Plants need light, nutrients, water and air to survive. Although soil is the traditional medium that we use to grow plants, it is unnecessary; soil is merely a holding container for nutrients. Hydroponic systems do away with soil, using water to provide nutrients to the plants instead.
The nutrient solution in a hydroponics system is the key factor for plant growth. Fertilizer made specifically for hydroponics systems, containing all the nutrients a plant requires to survive, is mixed into water. Hydroponic solutions are diluted according to the instructions on the label. According to the Virginia Cooperative Extension, the final pH of a nutrient solution should be between 5 and 6 for optimum plant growth.
Water Culture Systems
Water culture systems are hydroponic constructs that grow plants without the need for a growing medium. The nutrient film technique provides nutrients to the plants through the application of a thin film of solution, which constantly runs along the plant roots. Plants are placed in a slanted trough that uses gravity to pull the nutrient solution into a reservoir at the bottom of the construct, which then pumps the solution back to the top to recycle it. Aeroponics grow plants in a container that holds the plants aloft with their roots exposed. A misting device sprays nutrient solution onto the plant roots. In the aeration method, plants are suspended above a nutrient solution, which is bubbled using an air pump so that it touches the plant roots.

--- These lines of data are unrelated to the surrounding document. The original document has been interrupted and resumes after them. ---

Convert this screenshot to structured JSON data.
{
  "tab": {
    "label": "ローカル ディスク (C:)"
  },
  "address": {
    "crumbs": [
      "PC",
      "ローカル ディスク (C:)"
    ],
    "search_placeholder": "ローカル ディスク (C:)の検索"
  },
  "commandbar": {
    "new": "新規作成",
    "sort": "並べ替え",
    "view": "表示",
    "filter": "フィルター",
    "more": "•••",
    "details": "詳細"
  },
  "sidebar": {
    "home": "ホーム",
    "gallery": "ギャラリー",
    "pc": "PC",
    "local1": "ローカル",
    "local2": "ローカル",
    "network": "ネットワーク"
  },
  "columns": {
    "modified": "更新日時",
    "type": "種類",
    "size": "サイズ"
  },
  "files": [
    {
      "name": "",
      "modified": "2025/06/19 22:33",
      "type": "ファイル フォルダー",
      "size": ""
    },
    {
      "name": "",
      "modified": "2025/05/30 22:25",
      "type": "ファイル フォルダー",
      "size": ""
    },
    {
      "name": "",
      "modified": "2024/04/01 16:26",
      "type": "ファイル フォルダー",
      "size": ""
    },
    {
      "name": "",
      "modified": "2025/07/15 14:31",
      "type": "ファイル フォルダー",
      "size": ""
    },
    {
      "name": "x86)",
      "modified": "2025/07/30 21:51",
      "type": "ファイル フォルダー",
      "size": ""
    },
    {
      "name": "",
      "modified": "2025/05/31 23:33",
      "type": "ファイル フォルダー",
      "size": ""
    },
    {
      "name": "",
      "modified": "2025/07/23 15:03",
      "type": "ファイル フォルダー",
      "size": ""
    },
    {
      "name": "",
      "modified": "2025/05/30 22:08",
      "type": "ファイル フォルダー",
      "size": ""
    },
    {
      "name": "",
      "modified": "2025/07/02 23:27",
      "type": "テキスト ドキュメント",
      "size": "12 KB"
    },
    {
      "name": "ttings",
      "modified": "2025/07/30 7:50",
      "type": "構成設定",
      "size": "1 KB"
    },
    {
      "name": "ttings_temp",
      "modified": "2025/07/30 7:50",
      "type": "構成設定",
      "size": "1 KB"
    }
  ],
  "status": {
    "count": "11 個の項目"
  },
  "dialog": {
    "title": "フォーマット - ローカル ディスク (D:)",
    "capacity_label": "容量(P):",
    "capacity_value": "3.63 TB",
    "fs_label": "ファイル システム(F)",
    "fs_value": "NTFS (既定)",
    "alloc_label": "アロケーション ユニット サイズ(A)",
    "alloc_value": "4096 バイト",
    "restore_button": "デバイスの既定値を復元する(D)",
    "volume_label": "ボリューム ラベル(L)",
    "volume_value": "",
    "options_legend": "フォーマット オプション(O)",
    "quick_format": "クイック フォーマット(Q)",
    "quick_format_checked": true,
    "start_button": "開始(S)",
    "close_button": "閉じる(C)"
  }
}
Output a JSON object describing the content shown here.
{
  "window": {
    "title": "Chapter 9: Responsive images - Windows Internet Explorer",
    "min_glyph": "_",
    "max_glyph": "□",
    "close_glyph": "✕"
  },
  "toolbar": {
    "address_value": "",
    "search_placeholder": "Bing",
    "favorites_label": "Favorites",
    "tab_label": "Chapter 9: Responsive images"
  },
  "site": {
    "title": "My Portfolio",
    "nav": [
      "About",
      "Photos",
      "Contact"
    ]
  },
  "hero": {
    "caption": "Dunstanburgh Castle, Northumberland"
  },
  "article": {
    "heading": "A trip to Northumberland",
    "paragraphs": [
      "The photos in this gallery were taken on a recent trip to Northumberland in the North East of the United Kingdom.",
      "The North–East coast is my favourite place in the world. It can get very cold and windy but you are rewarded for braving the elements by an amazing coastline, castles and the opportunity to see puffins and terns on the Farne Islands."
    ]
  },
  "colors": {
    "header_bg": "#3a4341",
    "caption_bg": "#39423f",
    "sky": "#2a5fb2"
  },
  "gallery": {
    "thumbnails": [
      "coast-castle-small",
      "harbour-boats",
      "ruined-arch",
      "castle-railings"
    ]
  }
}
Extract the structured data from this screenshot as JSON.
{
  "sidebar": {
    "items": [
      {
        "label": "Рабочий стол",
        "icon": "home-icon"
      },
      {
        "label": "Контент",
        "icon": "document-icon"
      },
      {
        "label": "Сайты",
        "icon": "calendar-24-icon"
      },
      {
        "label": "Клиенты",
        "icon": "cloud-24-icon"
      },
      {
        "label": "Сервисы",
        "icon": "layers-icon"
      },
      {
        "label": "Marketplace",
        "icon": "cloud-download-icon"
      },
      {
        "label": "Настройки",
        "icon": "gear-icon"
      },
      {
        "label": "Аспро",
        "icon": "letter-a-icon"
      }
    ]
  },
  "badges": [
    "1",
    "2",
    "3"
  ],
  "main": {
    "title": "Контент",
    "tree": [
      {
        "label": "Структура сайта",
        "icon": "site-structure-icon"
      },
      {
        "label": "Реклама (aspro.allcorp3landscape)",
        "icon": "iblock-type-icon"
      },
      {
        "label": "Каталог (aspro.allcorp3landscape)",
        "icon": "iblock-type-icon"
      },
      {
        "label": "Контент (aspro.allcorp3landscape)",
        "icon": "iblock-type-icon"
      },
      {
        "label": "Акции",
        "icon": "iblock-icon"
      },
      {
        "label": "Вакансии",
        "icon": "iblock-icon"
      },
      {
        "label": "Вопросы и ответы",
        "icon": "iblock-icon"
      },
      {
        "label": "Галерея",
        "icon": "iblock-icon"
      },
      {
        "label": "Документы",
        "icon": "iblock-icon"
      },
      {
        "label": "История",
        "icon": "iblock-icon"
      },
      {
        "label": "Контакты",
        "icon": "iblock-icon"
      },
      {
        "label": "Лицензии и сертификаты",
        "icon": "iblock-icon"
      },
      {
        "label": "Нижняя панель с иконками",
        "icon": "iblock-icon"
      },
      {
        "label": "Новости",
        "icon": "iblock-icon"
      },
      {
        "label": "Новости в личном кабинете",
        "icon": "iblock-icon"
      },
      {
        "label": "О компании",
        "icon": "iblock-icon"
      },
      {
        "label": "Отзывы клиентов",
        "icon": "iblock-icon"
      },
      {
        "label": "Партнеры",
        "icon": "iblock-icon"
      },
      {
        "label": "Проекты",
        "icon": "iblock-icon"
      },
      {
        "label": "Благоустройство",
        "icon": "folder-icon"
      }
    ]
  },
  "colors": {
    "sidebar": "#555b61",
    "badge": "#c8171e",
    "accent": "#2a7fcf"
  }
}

Aggregate systems, according to the Virginia Cooperative Extension, use an inert material, or growing medium such as vermiculite, perlite, rockwool or clay pebbles, to surround plant roots. Media support the roots, allow air circulation and retain a small amount of nutrient solution for the plant to feed on. The flood-and-drain method is the most common aggregate system. Plants are held in pots filled with growing medium, then set into a large tray or pan. This tray is flooded with nutrient solution at regular intervals, wetting the growing media and providing nutrients to the plants.
Hydroponic systems are often used to grow plants indoors. No soil means plants are grown in smaller areas. Plants still need light to survive, so grow lamps are often necessary. According to the Alabama Cooperative Extension, most fruiting plants require between 8 and 10 hours of sunlight daily to produce properly, while foliage and ornamental plants need less. The temperature also requires close regulation. Most plants require between 70 and 80 degrees during the day and between 60 to 70 degrees during the evening for warm-weather plants, and 10 degrees lower for cool-season plants.
The nutrients solution is built with macro and micro nutrient. Macronutrients include the primary nutrients nitrogen (N); phosphorus (P); and potassium (K); and the secondary nutrients calcium (Ca); magnesium (Mg); and sulfur (S), according to the plants needs, says the Alabama Cooperative Extension. Micronutrients included in most hydroponic solutions are iron (Fe); manganese (Mn); boron (B); molybdenum (Mo); zinc (Zn); copper (Cu); and chlorine (Cl). These nutrients are required in small doses by most plants.